-------- Source data
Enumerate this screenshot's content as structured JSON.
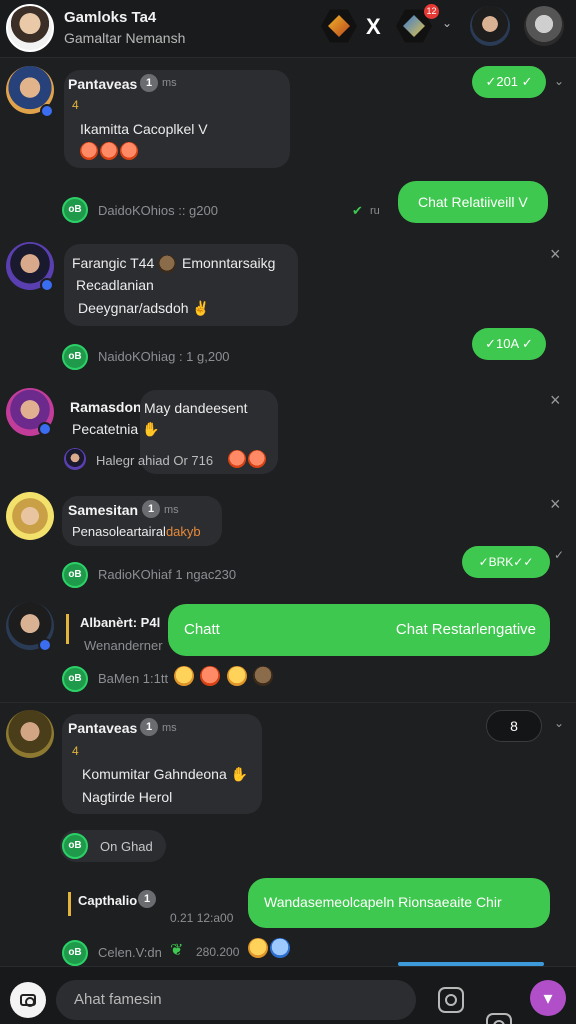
{
  "header": {
    "title": "Gamloks Ta4",
    "subtitle": "Gamaltar Nemansh",
    "close_glyph": "X",
    "notif_count": "12"
  },
  "messages": [
    {
      "sender": "Pantaveas",
      "badge": "1",
      "time": "ms",
      "line1": "4",
      "line2": "Ikamitta Cacoplkel V"
    },
    {
      "out_pill": "✓201 ✓"
    },
    {
      "meta": "DaidoKOhios :: g200",
      "out_mini": "ru",
      "out_text": "Chat Relatiiveill V"
    },
    {
      "sender_line": "Farangic T44",
      "sender_line_rest": "Emonntarsaikg",
      "line2": "Recadlanian",
      "line3": "Deeygnar/adsdoh"
    },
    {
      "meta": "NaidoKOhiag : 1 g,200",
      "out_pill": "✓10A ✓"
    },
    {
      "sender": "Ramasdon",
      "extra": "May dandeesent",
      "line2": "Pecatetnia",
      "reply_meta": "Halegr ahiad Or 716"
    },
    {
      "sender": "Samesitan",
      "badge": "1",
      "time": "ms",
      "line2": "Penasoleartairal",
      "line2_rest": "dakyb"
    },
    {
      "meta": "RadioKOhiaf 1 ngac230",
      "out_pill": "✓BRK✓✓"
    },
    {
      "sender": "Albanèrt: P4l",
      "sub": "Wenanderner",
      "out_left": "Chatt",
      "out_right": "Chat Restarlengative"
    },
    {
      "meta": "BaMen 1:1tt"
    },
    {
      "sender": "Pantaveas",
      "badge": "1",
      "time": "ms",
      "line1": "4",
      "line2": "Komumitar Gahndeona",
      "line3": "Nagtirde Herol",
      "side_pill": "8"
    },
    {
      "meta": "On Ghad"
    },
    {
      "sender": "Capthalio",
      "badge": "1",
      "time_meta": "0.21 12:a00",
      "out_text": "Wandasemeolcapeln Rionsaeaite Chir"
    },
    {
      "meta": "Celen.V:dn",
      "meta2": "280.200"
    }
  ],
  "group_icon_text": "oB",
  "composer": {
    "placeholder": "Ahat famesin"
  },
  "colors": {
    "accent_green": "#3fc84f",
    "send_purple": "#b14fc8",
    "badge_blue": "#3a6df0"
  },
  "icons": [
    "camera-icon",
    "close-icon",
    "chevron-down-icon",
    "check-icon",
    "gallery-icon",
    "send-icon"
  ]
}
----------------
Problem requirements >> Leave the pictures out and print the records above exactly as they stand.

Answer to this task >>
Enumerate this screenshot's content as structured JSON.
{
  "header": {
    "title": "Gamloks Ta4",
    "subtitle": "Gamaltar Nemansh",
    "close_glyph": "X",
    "notif_count": "12"
  },
  "messages": [
    {
      "sender": "Pantaveas",
      "badge": "1",
      "time": "ms",
      "line1": "4",
      "line2": "Ikamitta Cacoplkel V"
    },
    {
      "out_pill": "✓201 ✓"
    },
    {
      "meta": "DaidoKOhios :: g200",
      "out_mini": "ru",
      "out_text": "Chat Relatiiveill V"
    },
    {
      "sender_line": "Farangic T44",
      "sender_line_rest": "Emonntarsaikg",
      "line2": "Recadlanian",
      "line3": "Deeygnar/adsdoh"
    },
    {
      "meta": "NaidoKOhiag : 1 g,200",
      "out_pill": "✓10A ✓"
    },
    {
      "sender": "Ramasdon",
      "extra": "May dandeesent",
      "line2": "Pecatetnia",
      "reply_meta": "Halegr ahiad Or 716"
    },
    {
      "sender": "Samesitan",
      "badge": "1",
      "time": "ms",
      "line2": "Penasoleartairal",
      "line2_rest": "dakyb"
    },
    {
      "meta": "RadioKOhiaf 1 ngac230",
      "out_pill": "✓BRK✓✓"
    },
    {
      "sender": "Albanèrt: P4l",
      "sub": "Wenanderner",
      "out_left": "Chatt",
      "out_right": "Chat Restarlengative"
    },
    {
      "meta": "BaMen 1:1tt"
    },
    {
      "sender": "Pantaveas",
      "badge": "1",
      "time": "ms",
      "line1": "4",
      "line2": "Komumitar Gahndeona",
      "line3": "Nagtirde Herol",
      "side_pill": "8"
    },
    {
      "meta": "On Ghad"
    },
    {
      "sender": "Capthalio",
      "badge": "1",
      "time_meta": "0.21 12:a00",
      "out_text": "Wandasemeolcapeln Rionsaeaite Chir"
    },
    {
      "meta": "Celen.V:dn",
      "meta2": "280.200"
    }
  ],
  "group_icon_text": "oB",
  "composer": {
    "placeholder": "Ahat famesin"
  },
  "colors": {
    "accent_green": "#3fc84f",
    "send_purple": "#b14fc8",
    "badge_blue": "#3a6df0"
  },
  "icons": [
    "camera-icon",
    "close-icon",
    "chevron-down-icon",
    "check-icon",
    "gallery-icon",
    "send-icon"
  ]
}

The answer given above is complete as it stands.